TO DO » Return every entry in full, with no alterations.

++++ GIVEN ENTRIES ++++

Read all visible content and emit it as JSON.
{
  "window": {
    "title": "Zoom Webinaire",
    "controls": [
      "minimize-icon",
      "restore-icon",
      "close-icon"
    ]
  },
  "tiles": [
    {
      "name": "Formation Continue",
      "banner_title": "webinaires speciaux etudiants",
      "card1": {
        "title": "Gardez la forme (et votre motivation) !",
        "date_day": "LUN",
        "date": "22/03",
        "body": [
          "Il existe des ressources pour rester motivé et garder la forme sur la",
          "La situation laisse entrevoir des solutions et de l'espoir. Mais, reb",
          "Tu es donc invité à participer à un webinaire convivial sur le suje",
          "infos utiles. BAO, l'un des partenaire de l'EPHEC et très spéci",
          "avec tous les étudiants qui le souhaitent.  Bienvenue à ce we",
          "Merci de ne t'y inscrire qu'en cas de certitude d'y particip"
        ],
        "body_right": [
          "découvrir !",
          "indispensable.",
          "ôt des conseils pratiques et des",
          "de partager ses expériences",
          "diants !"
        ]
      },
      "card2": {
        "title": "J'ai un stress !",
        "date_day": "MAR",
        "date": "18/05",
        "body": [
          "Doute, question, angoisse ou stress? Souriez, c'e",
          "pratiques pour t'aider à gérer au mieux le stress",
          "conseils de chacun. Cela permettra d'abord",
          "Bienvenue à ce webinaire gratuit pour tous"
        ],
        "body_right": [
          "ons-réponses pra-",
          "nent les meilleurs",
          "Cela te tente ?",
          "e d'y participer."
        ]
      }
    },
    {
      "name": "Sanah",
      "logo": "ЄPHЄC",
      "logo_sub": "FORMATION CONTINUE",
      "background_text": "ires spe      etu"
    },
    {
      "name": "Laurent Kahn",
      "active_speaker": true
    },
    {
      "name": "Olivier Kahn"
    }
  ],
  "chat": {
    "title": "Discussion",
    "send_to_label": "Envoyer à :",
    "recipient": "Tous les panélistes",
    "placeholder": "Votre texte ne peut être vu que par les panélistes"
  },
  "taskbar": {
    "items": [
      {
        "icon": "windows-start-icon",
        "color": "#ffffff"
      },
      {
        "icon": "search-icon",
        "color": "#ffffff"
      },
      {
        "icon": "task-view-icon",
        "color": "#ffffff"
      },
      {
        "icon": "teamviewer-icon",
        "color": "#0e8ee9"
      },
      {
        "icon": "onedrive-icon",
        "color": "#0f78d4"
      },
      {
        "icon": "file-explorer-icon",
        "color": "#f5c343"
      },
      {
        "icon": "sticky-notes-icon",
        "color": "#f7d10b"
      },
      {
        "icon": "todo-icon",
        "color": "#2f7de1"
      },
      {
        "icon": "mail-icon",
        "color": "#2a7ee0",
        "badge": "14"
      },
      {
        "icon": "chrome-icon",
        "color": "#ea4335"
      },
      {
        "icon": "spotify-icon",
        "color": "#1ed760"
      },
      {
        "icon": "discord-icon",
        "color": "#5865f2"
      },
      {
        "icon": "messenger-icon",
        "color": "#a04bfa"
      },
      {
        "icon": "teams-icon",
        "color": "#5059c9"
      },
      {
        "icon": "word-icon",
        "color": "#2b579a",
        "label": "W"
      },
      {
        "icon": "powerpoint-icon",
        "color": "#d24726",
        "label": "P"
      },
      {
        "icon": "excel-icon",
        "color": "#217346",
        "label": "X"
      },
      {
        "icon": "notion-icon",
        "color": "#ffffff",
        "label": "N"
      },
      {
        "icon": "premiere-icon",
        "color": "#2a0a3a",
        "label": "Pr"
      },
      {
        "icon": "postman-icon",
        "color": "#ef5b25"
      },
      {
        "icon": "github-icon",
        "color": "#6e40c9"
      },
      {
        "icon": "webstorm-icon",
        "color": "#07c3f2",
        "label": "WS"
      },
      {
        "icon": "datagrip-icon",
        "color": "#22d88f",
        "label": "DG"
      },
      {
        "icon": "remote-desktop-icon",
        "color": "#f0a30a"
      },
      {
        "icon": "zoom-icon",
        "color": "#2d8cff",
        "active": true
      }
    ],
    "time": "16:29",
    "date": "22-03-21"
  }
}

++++

YOUR SOLUTION »
Read all visible content and emit it as JSON.
{
  "window": {
    "title": "Zoom Webinaire",
    "controls": [
      "minimize-icon",
      "restore-icon",
      "close-icon"
    ]
  },
  "tiles": [
    {
      "name": "Formation Continue",
      "banner_title": "webinaires speciaux etudiants",
      "card1": {
        "title": "Gardez la forme (et votre motivation) !",
        "date_day": "LUN",
        "date": "22/03",
        "body": [
          "Il existe des ressources pour rester motivé et garder la forme sur la",
          "La situation laisse entrevoir des solutions et de l'espoir. Mais, reb",
          "Tu es donc invité à participer à un webinaire convivial sur le suje",
          "infos utiles. BAO, l'un des partenaire de l'EPHEC et très spéci",
          "avec tous les étudiants qui le souhaitent.  Bienvenue à ce we",
          "Merci de ne t'y inscrire qu'en cas de certitude d'y particip"
        ],
        "body_right": [
          "découvrir !",
          "indispensable.",
          "ôt des conseils pratiques et des",
          "de partager ses expériences",
          "diants !"
        ]
      },
      "card2": {
        "title": "J'ai un stress !",
        "date_day": "MAR",
        "date": "18/05",
        "body": [
          "Doute, question, angoisse ou stress? Souriez, c'e",
          "pratiques pour t'aider à gérer au mieux le stress",
          "conseils de chacun. Cela permettra d'abord",
          "Bienvenue à ce webinaire gratuit pour tous"
        ],
        "body_right": [
          "ons-réponses pra-",
          "nent les meilleurs",
          "Cela te tente ?",
          "e d'y participer."
        ]
      }
    },
    {
      "name": "Sanah",
      "logo": "ЄPHЄC",
      "logo_sub": "FORMATION CONTINUE",
      "background_text": "ires spe      etu"
    },
    {
      "name": "Laurent Kahn",
      "active_speaker": true
    },
    {
      "name": "Olivier Kahn"
    }
  ],
  "chat": {
    "title": "Discussion",
    "send_to_label": "Envoyer à :",
    "recipient": "Tous les panélistes",
    "placeholder": "Votre texte ne peut être vu que par les panélistes"
  },
  "taskbar": {
    "items": [
      {
        "icon": "windows-start-icon",
        "color": "#ffffff"
      },
      {
        "icon": "search-icon",
        "color": "#ffffff"
      },
      {
        "icon": "task-view-icon",
        "color": "#ffffff"
      },
      {
        "icon": "teamviewer-icon",
        "color": "#0e8ee9"
      },
      {
        "icon": "onedrive-icon",
        "color": "#0f78d4"
      },
      {
        "icon": "file-explorer-icon",
        "color": "#f5c343"
      },
      {
        "icon": "sticky-notes-icon",
        "color": "#f7d10b"
      },
      {
        "icon": "todo-icon",
        "color": "#2f7de1"
      },
      {
        "icon": "mail-icon",
        "color": "#2a7ee0",
        "badge": "14"
      },
      {
        "icon": "chrome-icon",
        "color": "#ea4335"
      },
      {
        "icon": "spotify-icon",
        "color": "#1ed760"
      },
      {
        "icon": "discord-icon",
        "color": "#5865f2"
      },
      {
        "icon": "messenger-icon",
        "color": "#a04bfa"
      },
      {
        "icon": "teams-icon",
        "color": "#5059c9"
      },
      {
        "icon": "word-icon",
        "color": "#2b579a",
        "label": "W"
      },
      {
        "icon": "powerpoint-icon",
        "color": "#d24726",
        "label": "P"
      },
      {
        "icon": "excel-icon",
        "color": "#217346",
        "label": "X"
      },
      {
        "icon": "notion-icon",
        "color": "#ffffff",
        "label": "N"
      },
      {
        "icon": "premiere-icon",
        "color": "#2a0a3a",
        "label": "Pr"
      },
      {
        "icon": "postman-icon",
        "color": "#ef5b25"
      },
      {
        "icon": "github-icon",
        "color": "#6e40c9"
      },
      {
        "icon": "webstorm-icon",
        "color": "#07c3f2",
        "label": "WS"
      },
      {
        "icon": "datagrip-icon",
        "color": "#22d88f",
        "label": "DG"
      },
      {
        "icon": "remote-desktop-icon",
        "color": "#f0a30a"
      },
      {
        "icon": "zoom-icon",
        "color": "#2d8cff",
        "active": true
      }
    ],
    "time": "16:29",
    "date": "22-03-21"
  }
}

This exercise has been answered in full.